Mary Brandt, the principal of the K-5 Winnebago Elementary School in Bloomingdale, Ill., can attest to the value of such guidance. Last fall, she was assigned a retired administrator as a mentor through a program that operates in 11 districts in the state, and which helped inspire the state legislation.
Ms. Brandt, who led her school for a year before joining the program, said her mentor’s direction helped her make changes in her second year that she otherwise would have lacked the confidence to oversee. A goal of hers has been to encourage more tailoring of instruction to students’ individual needs.
“Things that I was noticing that were bothering me, she helped to confirm that ‘yes, it does need attention,’ ” said Ms. Brandt, adding that her mentor also helped her shift the focus of staff meetings from administrative issues to topics related to instructional improvement.
The mentoring program Ms. Brandt took part in is organized by the Lombard, Ill.-based Consortium for Educational Change, a network of districts in the state that share best practices. The group based the program on a model designed by the New Teacher Center at the University of California, Santa Cruz.
Alaska and Arizona also have tapped the New Teacher Center to help establish state-run mentoring programs for principals. Initially concerned mostly with improving teacher-induction programs, the center began training leadership coaches for states and districts several years ago.
Training Sees Expansion
Interest also is growing in the National Institute for School Leadership. The institute offers a course of study based on leadership training common in business and the military, and is a for-profit offshoot of the National Center on Education and the Economy, a Washington think thank.
This month, the Minnesota education department has arranged to begin training about 50 administrators to deliver the institute’s curriculum to others in the state. Pennsylvania—which also has launched a principal-mentoring program—had 20 school leaders trained to do the same last year, and is adding another 40.
Cynthia Burkhart, a former principal who teaches the institute’s curriculum in Pennsylvania, said it covers skills that administrator-training programs traditionally haven’t, such as team-building and organizational change. In Pennsylvania, the course is taught in about 12 days of training over a year.
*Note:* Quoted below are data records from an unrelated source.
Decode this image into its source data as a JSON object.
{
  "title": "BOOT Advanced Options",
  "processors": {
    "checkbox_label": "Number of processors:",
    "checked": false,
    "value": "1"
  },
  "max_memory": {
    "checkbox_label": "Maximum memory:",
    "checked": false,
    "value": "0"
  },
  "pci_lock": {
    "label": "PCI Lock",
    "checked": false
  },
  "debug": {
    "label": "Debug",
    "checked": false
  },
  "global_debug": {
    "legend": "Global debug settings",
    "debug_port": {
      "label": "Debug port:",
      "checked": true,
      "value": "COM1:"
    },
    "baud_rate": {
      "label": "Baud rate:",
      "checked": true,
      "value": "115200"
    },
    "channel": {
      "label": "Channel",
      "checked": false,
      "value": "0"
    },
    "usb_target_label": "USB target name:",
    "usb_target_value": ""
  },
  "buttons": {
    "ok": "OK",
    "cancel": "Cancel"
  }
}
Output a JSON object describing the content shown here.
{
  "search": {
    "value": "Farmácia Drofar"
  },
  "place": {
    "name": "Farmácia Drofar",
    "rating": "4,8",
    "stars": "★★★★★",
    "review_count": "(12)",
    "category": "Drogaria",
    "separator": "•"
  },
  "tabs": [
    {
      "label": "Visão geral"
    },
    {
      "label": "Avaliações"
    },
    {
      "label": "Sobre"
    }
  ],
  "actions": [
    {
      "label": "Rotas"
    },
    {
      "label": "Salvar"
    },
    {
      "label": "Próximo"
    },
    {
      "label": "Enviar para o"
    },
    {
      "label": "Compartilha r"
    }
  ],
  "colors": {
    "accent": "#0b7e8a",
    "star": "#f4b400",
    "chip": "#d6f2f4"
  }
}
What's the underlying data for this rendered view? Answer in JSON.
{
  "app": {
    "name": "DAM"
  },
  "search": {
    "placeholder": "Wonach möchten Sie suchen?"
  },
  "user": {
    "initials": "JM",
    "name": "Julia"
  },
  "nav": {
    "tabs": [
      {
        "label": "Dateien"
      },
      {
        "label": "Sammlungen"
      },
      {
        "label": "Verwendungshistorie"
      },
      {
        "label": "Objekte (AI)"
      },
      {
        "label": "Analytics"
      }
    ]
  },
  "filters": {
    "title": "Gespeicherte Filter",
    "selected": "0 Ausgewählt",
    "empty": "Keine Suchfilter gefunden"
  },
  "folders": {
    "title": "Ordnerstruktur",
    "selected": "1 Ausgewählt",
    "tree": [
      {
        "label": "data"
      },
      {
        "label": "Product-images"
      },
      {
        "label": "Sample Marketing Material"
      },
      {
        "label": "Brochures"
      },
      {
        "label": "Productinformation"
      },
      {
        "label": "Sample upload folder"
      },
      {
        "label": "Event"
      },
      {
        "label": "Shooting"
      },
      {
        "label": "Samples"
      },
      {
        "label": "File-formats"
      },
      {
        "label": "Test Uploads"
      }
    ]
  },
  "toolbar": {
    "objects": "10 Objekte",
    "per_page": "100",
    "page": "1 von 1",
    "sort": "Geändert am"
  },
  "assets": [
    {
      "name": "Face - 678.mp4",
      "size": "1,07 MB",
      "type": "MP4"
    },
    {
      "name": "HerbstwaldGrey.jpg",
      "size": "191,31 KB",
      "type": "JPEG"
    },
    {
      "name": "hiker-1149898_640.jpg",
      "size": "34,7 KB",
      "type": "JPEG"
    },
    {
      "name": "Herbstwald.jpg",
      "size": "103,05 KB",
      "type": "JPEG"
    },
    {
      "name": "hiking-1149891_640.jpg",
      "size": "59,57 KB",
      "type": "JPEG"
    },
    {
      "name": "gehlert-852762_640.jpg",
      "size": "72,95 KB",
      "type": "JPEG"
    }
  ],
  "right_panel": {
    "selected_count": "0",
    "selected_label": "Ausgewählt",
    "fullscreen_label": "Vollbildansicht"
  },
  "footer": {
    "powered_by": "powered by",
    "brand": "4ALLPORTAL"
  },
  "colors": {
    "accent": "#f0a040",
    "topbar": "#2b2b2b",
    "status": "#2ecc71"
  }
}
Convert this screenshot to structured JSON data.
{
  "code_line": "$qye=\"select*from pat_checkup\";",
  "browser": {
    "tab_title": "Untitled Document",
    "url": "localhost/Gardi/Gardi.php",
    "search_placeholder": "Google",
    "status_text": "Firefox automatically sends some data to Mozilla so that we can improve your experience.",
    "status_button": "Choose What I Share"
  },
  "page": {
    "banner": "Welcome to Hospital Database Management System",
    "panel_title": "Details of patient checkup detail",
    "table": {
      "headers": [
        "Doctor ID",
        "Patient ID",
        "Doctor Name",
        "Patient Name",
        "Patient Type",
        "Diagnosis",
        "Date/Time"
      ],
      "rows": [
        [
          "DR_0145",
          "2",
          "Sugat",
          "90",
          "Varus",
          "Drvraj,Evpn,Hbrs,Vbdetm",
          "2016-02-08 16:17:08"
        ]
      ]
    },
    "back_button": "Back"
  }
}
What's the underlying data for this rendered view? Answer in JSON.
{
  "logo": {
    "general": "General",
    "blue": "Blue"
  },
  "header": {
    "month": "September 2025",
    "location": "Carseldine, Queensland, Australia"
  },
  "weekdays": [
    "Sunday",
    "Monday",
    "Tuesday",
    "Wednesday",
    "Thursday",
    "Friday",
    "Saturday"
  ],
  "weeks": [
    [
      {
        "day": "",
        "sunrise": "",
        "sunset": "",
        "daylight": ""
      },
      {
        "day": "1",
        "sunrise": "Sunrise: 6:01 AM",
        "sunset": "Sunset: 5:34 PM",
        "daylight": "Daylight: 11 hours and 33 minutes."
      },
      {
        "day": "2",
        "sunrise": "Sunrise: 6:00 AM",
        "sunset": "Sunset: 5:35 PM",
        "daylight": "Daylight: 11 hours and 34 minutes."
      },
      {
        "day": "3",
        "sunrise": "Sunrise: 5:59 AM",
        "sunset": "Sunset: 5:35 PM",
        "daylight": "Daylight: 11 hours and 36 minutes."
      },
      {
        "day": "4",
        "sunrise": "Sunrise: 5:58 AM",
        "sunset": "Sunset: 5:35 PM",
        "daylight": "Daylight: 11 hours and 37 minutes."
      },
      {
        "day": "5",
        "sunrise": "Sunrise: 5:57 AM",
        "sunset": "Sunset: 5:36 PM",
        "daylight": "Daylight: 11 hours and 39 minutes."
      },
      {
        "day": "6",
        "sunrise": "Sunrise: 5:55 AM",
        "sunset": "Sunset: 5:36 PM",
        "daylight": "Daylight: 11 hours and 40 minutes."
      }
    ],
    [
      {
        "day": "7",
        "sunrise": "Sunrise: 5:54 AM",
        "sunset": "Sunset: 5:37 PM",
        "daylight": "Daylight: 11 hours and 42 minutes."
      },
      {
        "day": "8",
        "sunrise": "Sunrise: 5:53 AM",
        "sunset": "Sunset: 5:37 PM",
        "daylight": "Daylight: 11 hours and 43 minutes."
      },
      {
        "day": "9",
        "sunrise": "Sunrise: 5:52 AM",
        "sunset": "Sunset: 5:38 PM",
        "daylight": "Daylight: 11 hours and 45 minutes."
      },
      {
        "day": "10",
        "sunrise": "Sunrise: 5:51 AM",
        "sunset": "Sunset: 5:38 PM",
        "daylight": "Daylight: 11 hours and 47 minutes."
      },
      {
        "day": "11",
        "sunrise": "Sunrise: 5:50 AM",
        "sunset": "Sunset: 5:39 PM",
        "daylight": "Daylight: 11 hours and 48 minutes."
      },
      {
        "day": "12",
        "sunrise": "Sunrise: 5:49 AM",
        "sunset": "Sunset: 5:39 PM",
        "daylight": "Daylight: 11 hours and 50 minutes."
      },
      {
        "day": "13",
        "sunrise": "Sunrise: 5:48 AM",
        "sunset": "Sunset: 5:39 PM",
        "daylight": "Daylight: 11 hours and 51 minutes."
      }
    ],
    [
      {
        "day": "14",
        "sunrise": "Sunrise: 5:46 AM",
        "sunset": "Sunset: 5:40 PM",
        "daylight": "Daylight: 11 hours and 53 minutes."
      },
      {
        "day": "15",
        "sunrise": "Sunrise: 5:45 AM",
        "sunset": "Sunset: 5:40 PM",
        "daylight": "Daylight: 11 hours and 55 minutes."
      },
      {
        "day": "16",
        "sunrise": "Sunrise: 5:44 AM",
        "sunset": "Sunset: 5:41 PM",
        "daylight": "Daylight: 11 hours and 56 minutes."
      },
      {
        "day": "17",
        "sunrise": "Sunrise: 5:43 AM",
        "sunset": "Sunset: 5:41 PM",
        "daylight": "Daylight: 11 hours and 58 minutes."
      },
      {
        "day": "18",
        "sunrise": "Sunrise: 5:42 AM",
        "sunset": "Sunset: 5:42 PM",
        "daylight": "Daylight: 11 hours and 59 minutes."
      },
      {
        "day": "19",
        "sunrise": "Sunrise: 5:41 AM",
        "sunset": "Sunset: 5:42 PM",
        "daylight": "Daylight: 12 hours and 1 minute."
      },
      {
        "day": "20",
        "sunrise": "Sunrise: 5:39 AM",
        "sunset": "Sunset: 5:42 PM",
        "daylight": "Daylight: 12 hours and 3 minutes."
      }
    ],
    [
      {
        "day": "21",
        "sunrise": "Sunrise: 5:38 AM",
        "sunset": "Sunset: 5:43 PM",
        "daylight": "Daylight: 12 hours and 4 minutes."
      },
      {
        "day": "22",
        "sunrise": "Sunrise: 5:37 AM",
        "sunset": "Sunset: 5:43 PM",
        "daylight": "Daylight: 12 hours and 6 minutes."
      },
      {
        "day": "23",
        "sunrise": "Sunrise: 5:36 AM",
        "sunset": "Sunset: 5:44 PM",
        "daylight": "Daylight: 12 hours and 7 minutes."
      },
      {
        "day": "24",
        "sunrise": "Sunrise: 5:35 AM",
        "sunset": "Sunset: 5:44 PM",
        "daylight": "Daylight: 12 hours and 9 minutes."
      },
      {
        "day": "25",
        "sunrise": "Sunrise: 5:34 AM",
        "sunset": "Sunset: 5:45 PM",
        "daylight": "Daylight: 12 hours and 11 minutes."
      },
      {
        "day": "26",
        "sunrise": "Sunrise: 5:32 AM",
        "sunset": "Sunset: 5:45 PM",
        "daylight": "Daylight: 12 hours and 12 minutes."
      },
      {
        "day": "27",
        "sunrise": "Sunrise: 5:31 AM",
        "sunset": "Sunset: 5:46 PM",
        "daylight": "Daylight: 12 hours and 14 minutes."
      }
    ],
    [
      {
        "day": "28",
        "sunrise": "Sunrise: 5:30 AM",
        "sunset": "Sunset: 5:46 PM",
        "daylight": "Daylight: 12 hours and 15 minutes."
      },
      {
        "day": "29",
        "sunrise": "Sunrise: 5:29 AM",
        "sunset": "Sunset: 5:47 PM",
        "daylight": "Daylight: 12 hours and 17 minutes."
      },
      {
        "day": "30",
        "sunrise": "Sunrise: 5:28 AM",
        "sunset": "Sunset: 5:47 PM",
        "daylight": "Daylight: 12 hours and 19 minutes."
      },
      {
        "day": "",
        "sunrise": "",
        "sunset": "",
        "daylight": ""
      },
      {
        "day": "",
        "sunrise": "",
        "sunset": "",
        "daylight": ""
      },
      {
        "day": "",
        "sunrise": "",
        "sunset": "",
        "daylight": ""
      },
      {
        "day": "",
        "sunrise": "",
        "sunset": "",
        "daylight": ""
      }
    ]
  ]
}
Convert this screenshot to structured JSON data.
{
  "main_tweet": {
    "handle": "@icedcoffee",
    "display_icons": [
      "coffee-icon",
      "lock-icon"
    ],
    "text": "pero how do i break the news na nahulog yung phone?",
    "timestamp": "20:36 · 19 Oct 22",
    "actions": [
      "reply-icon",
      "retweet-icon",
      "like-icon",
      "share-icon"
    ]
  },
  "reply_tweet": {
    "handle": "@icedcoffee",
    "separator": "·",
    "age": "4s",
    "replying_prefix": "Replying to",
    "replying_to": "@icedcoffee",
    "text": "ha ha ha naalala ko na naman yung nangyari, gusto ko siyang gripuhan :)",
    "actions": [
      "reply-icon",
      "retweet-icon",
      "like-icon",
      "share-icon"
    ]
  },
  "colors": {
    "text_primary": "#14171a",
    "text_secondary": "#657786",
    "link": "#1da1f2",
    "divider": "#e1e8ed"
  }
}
“You’ve got these young administrators who are just trying to keep two nostrils above water, and they get 12 days when they can think strategically about things beyond the referrals on their desks and who’s going to cover the cafeteria,” she said.
Audrey Soglin, the executive director of the Consortium for Educational Change, the Illinois network, predicts that states that help new principals through such efforts will see greater student-achievement gains in the long run.
“The principal is second only to the teacher in terms of affecting student achievement,” she said. “I think the fact that we thought it wasn’t important to support new principals prior to this is just incredible.”
Vol. 26, Issue 03, Pages 10-11